### [Supplied data]

○ ○ ○ ○ ○

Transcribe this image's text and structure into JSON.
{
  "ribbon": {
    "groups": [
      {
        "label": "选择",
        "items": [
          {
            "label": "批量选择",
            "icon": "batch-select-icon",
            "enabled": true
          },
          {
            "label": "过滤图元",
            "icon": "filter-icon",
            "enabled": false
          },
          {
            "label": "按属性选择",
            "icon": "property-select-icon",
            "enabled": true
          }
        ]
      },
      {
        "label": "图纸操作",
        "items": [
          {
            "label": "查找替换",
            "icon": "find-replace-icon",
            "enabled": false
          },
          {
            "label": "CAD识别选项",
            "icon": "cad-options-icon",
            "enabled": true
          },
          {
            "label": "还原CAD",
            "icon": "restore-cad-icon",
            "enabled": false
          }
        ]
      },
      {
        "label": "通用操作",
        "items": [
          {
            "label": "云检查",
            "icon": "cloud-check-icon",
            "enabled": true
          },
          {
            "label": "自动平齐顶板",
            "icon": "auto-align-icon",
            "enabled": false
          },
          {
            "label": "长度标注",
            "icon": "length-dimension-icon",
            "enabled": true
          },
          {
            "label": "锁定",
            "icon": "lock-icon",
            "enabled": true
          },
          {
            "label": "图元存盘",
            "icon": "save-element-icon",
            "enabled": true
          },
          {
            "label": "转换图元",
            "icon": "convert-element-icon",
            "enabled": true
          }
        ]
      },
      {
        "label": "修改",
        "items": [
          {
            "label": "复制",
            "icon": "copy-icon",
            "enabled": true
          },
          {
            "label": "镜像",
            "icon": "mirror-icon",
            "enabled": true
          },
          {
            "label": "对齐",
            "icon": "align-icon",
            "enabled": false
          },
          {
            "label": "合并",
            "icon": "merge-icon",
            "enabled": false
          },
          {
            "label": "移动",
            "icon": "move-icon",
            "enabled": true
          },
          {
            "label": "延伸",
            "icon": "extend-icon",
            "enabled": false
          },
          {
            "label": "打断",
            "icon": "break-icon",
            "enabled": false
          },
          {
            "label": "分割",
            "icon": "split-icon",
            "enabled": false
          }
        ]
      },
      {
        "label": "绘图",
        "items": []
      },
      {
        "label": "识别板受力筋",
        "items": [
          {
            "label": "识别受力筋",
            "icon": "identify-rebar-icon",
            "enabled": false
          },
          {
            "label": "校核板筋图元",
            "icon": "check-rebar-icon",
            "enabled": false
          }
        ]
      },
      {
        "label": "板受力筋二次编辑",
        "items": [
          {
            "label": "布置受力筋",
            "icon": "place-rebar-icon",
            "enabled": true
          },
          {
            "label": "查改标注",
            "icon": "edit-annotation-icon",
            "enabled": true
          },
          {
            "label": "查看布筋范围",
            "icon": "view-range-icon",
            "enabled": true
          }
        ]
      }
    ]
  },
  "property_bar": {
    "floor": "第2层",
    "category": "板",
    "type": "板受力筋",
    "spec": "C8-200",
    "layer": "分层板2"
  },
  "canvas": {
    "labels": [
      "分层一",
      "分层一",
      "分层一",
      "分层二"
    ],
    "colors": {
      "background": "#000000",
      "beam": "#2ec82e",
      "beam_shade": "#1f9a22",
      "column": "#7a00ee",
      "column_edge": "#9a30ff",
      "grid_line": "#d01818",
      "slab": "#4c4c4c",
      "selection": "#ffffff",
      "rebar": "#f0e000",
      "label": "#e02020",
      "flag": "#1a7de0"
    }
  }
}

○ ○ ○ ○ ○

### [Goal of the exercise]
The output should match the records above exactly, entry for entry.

### [Answer space]
Transcribe this image's text and structure into JSON.
{
  "ribbon": {
    "groups": [
      {
        "label": "选择",
        "items": [
          {
            "label": "批量选择",
            "icon": "batch-select-icon",
            "enabled": true
          },
          {
            "label": "过滤图元",
            "icon": "filter-icon",
            "enabled": false
          },
          {
            "label": "按属性选择",
            "icon": "property-select-icon",
            "enabled": true
          }
        ]
      },
      {
        "label": "图纸操作",
        "items": [
          {
            "label": "查找替换",
            "icon": "find-replace-icon",
            "enabled": false
          },
          {
            "label": "CAD识别选项",
            "icon": "cad-options-icon",
            "enabled": true
          },
          {
            "label": "还原CAD",
            "icon": "restore-cad-icon",
            "enabled": false
          }
        ]
      },
      {
        "label": "通用操作",
        "items": [
          {
            "label": "云检查",
            "icon": "cloud-check-icon",
            "enabled": true
          },
          {
            "label": "自动平齐顶板",
            "icon": "auto-align-icon",
            "enabled": false
          },
          {
            "label": "长度标注",
            "icon": "length-dimension-icon",
            "enabled": true
          },
          {
            "label": "锁定",
            "icon": "lock-icon",
            "enabled": true
          },
          {
            "label": "图元存盘",
            "icon": "save-element-icon",
            "enabled": true
          },
          {
            "label": "转换图元",
            "icon": "convert-element-icon",
            "enabled": true
          }
        ]
      },
      {
        "label": "修改",
        "items": [
          {
            "label": "复制",
            "icon": "copy-icon",
            "enabled": true
          },
          {
            "label": "镜像",
            "icon": "mirror-icon",
            "enabled": true
          },
          {
            "label": "对齐",
            "icon": "align-icon",
            "enabled": false
          },
          {
            "label": "合并",
            "icon": "merge-icon",
            "enabled": false
          },
          {
            "label": "移动",
            "icon": "move-icon",
            "enabled": true
          },
          {
            "label": "延伸",
            "icon": "extend-icon",
            "enabled": false
          },
          {
            "label": "打断",
            "icon": "break-icon",
            "enabled": false
          },
          {
            "label": "分割",
            "icon": "split-icon",
            "enabled": false
          }
        ]
      },
      {
        "label": "绘图",
        "items": []
      },
      {
        "label": "识别板受力筋",
        "items": [
          {
            "label": "识别受力筋",
            "icon": "identify-rebar-icon",
            "enabled": false
          },
          {
            "label": "校核板筋图元",
            "icon": "check-rebar-icon",
            "enabled": false
          }
        ]
      },
      {
        "label": "板受力筋二次编辑",
        "items": [
          {
            "label": "布置受力筋",
            "icon": "place-rebar-icon",
            "enabled": true
          },
          {
            "label": "查改标注",
            "icon": "edit-annotation-icon",
            "enabled": true
          },
          {
            "label": "查看布筋范围",
            "icon": "view-range-icon",
            "enabled": true
          }
        ]
      }
    ]
  },
  "property_bar": {
    "floor": "第2层",
    "category": "板",
    "type": "板受力筋",
    "spec": "C8-200",
    "layer": "分层板2"
  },
  "canvas": {
    "labels": [
      "分层一",
      "分层一",
      "分层一",
      "分层二"
    ],
    "colors": {
      "background": "#000000",
      "beam": "#2ec82e",
      "beam_shade": "#1f9a22",
      "column": "#7a00ee",
      "column_edge": "#9a30ff",
      "grid_line": "#d01818",
      "slab": "#4c4c4c",
      "selection": "#ffffff",
      "rebar": "#f0e000",
      "label": "#e02020",
      "flag": "#1a7de0"
    }
  }
}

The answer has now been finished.